that's me - Stephanie Boman!

Friday, February 18, 2011


It's raining and pouring in Sacramento. that means snow in the mountains. So husband decides we need to go to the cabin. However, he did not make the idea sound attractive. The reasons:

1. We'd be driving in the dark and even if the roads are plowed there's always ice . . .

2. The electricity had been out (could be on by the time we got there, but who knows, could be out the whole weekend).

3. The cabin is always freakin cold when we first arrive, so we'd have to build the raging-est fire ever to make up for the baseboard heaters not helping to warm the place up.

4. The clencher: the cleaning lady's mom is sick and she hasn't been able to clean since the last renters.

So let's review: my husband wants us to risk life and limb to drive on icy roads to get to a house that could have no electricity. We would have to clean as soon as we got there - in the dark, when we're tired and cold. Building a fire takes time so there wouldn't be immediate relief from the cold. And until there was electricity we would have to spend the weekend within a few feet of the wood stove for light and heat.

Sounds great.

Oh, and this is counting on the snow plow guy having got to our driveway. If he didn't, we'd be shoveling snow before trying to warm and clean the house. In the dark. At ten at night.

Why does this not sound appealing to me? Men!

Tuesday, February 1, 2011

to my writer friends . . .

Do you think Michealangelo ever looked at the Sistine Chapel and in retrospect thought, "I should have put that finger over there a little more"?

Do you think Mozart ever listened to one of his concertos and said, "man, I wish I'd made that a b flat at the start of the second movement"?

How about Rodin, did he ever look at one of his bronze pieces and think "that calf muscle could look more realistic"?

Do you think Michael Jackson ever watched a video of Thriller and said, "that really should have been step, step, thrust instead of step, step, kick"?

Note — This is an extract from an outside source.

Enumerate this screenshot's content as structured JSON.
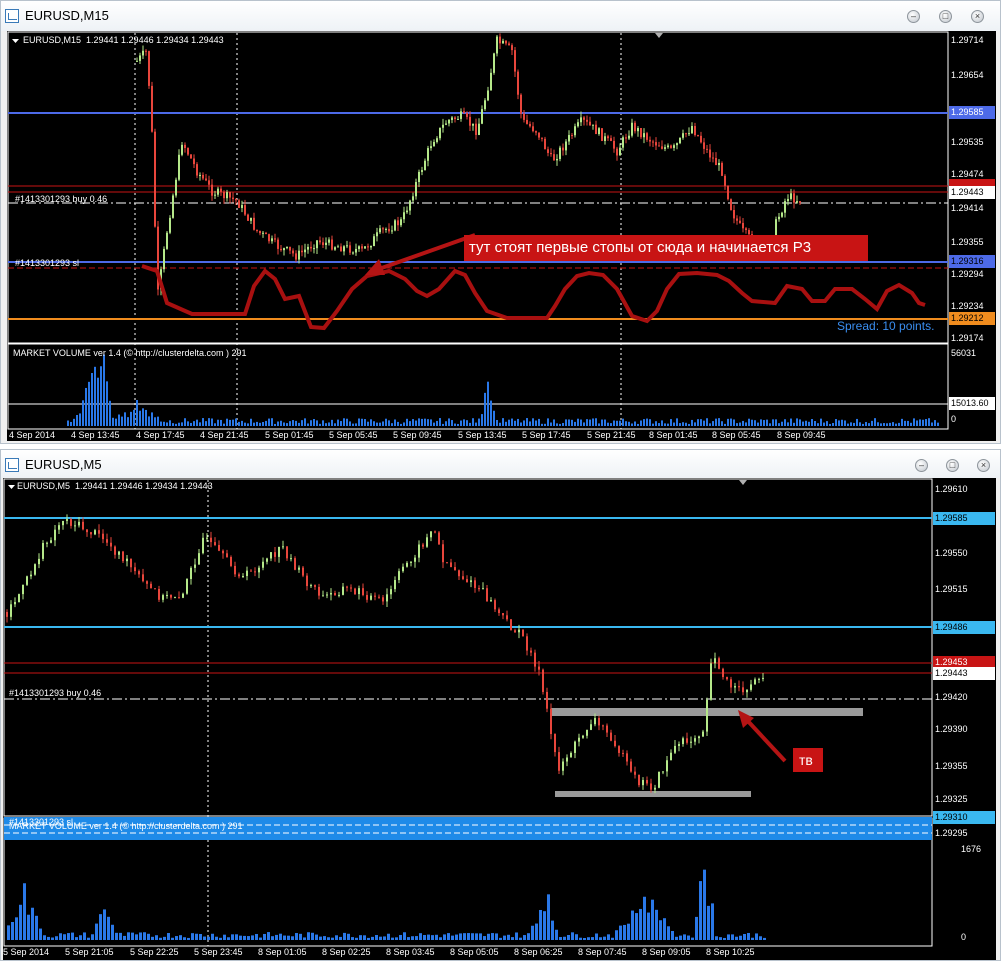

Seriously, are there any artists worse than writers in knowing when they're work is "done", that worry whether there isn't something more to change or make better?

How do you know when you're done?